It’s the kind of business where the same regulars hold court each morning over coffee — a place where you can drop by to pick up a carton of milk and check out the community bulletin board, and find a water bowl pit stop for neighborhood dogs.
The area’s small, historic general stores were built to anchor their communities. It was the logical location for the settlement’s new post office, allowing the mercantile’s owner or spouse, who typically lived on the premises, to serve a dual role as postmaster.
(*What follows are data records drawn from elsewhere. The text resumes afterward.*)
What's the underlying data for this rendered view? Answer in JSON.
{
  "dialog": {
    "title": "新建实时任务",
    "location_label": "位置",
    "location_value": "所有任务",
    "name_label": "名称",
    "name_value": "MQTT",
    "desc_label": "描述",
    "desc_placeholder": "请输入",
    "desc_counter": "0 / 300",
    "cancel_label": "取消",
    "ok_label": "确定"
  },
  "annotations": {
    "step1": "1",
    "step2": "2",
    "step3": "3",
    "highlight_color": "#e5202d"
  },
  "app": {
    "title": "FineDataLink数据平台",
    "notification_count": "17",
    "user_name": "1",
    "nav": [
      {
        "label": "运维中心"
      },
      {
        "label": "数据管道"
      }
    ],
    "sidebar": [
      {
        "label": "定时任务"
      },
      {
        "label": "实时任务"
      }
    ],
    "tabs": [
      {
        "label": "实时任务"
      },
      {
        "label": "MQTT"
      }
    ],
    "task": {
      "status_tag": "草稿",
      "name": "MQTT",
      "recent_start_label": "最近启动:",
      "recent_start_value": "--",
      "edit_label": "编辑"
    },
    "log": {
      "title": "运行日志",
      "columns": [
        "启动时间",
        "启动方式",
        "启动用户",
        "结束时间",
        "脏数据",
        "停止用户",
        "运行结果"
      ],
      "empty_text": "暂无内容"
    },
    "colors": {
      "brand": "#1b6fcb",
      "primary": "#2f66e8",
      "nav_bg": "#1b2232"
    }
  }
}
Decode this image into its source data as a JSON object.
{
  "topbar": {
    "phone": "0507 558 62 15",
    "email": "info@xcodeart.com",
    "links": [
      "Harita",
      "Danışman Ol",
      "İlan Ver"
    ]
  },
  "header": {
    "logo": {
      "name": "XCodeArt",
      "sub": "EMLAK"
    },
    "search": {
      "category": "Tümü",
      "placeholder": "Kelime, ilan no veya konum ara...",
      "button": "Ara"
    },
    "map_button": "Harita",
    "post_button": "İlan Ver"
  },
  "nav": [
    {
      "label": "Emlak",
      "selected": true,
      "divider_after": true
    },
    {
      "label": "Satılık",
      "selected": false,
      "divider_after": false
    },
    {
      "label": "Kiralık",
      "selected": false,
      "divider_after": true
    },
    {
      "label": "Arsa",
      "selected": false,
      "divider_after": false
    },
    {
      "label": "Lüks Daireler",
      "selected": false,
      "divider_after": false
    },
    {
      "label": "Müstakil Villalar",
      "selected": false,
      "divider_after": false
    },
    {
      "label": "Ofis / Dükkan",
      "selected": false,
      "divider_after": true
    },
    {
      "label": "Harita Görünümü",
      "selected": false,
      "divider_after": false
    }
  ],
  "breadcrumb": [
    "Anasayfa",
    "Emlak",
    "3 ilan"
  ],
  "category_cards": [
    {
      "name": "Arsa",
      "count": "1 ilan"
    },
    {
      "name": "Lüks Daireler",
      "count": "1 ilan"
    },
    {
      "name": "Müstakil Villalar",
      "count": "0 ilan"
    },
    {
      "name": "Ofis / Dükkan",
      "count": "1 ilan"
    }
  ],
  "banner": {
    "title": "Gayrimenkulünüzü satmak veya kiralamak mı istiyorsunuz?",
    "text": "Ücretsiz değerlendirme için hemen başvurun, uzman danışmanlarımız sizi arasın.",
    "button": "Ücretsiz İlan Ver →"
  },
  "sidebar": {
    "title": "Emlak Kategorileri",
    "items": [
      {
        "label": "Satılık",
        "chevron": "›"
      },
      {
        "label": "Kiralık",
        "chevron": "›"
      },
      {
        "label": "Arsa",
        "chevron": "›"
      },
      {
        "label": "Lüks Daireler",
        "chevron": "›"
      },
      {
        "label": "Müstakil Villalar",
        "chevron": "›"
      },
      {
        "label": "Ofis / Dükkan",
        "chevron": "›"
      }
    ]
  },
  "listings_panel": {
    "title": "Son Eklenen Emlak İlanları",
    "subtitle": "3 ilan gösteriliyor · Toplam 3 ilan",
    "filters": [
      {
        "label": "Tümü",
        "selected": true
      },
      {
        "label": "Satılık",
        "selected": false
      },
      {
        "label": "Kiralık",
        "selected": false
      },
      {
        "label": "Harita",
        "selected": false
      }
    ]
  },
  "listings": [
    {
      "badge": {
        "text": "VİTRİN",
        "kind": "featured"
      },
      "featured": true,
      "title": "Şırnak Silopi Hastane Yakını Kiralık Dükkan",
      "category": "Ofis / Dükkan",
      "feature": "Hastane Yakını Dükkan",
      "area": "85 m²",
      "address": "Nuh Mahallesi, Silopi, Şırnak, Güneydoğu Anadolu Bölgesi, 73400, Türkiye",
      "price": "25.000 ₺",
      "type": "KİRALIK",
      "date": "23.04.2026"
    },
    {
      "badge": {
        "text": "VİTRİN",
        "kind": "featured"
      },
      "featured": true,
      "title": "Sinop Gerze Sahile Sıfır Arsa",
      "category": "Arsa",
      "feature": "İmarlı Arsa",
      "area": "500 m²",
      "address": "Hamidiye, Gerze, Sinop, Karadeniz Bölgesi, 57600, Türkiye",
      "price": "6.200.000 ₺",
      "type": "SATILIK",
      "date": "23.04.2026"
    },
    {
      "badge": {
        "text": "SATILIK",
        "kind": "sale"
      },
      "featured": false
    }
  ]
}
The merge made the store the hub for far-flung neighbors to catch up on news while buying flour (6 cents a pound), potatoes (2 cents a pound), bolts of muslin, boots and buttons.
I may not have mentioned this previously. I’m a freelance travel writer. I love the research that goes into an article. And I can ever so easily go down the internet rabbit hole which was exactly how I ended up on the National Register of Historic Places website.
It began with an article idea about architectural styles that I pitched to a regional magazine and they liked it. Then I began to research and found myself in the murky depths of online digital archives with links about strange architectural style names: Carpenter Gothic, Brutalism and Slick Skin anyone? Anyone?
However, in the pursuit of the history of one particular building, I found myself on the National Register of Historic Places and wondered how many sites in Kitsap County had been awarded that designation. Surprisingly it turns out there are 19 and they’re as varied as the county itself. There were 20 but one of the sites, the Sidney Hotel in Port Orchard, built in 1891, burnt down in 1985. Apparently they take away your active designation when you cease to exist.
The National Register is maintained by the National Park Service. The list includes districts, sites, buildings, structures, and objects that have been identified and documented as being significant in American history, architecture, archaeology, engineering or culture. There’s a fairly lengthy state and federal process involved in being named to the list so kudos to our 19 recipients. In alphabetical order, here are Kitsap County’s sites deemed worthy of the title:
The Agate Pass Bridge in Suquamish
Bremerton Elks Temple Lodge (currently called the Catholic Services Max Hale Center)
Camp Major Hopkins on Bainbridge Island (currently called Camp Yeomalt)
Coder-Coleman House in Bremerton
Filipino-American Community Hall on Bainbridge Island
Fort Ward Historic District on Bainbridge Island
The Hospital Reservation District in Bremerton
Jackson Hall Memorial Community Hall in Silverdale (also known as Silverdale Scout Hall)
The Marine Reservation District in Bremerton
Masonic Hall in Port Orchard
Puget Sound Naval Shipyard in Bremerton
Charles F Nelson House in Olalla
Officers Row Historic District in Bremerton
Old Man House Site in Suquamish
Point No Point Lighthouse in Hansville
Port Gamble Historic District in Port Gamble
Puget Sound Radio Station District in Bremerton
Shelbanks in Bremerton (also known as Kean Cabin)
U.S. Post Office in Bremerton
You may be wondering why the three Reservation Districts in Bremerton are in bold? It’s because I’m as intrigued as you are about their history and anticipate a future blog post about them. What exactly is a Radio Station District? Why is there a Hospital Reservation District? Will the internet rabbit hole reveal the answers?
It seems an unusual place for a winery – past the elementary school which has been in existence in one form or another since 1888, beyond the grange hall turned community center, near the infamous property that once held a sanitarium made famous by the book, Starvation Heights. If you come to the Olalla Bridge where the annual New Years Polar Bear Plunge occurs, you’ve gone too far.
Yes, it seems an unusual place for a winery that prides itself on hand making wine using an ancient method originating with the early Greeks and Romans, but the new owners of Olalla Valley Winery are determined to turn the venue into a community gathering place and model for agritourism .
The vineyard and winery opened to the public in 2008 under previous owners Joe and Konnie Serka. When they decided to sell, neophyte vintners, Stuart and Mary Ellen saw the possibilities of combining wine, music, art and community in the vineyard and the tasting room. All summer they’ve been trying out wine tasting plus music on Saturday evenings and Sunday afternoons. On Halloween they plan on hosting their official Grand Opening.
The winery’s flagship wine is a red Golubok made of Russian grapes originating in Ukraine. The vineyard has a new section of Pinot Gris grapes that will (fingers crossed say the owners) be ready for the 2017 crush as will a Malbac and Cabernet Franc.
The enthusiastic owners have regular tasting room hours from noon to 5 on Thursday through Sunday.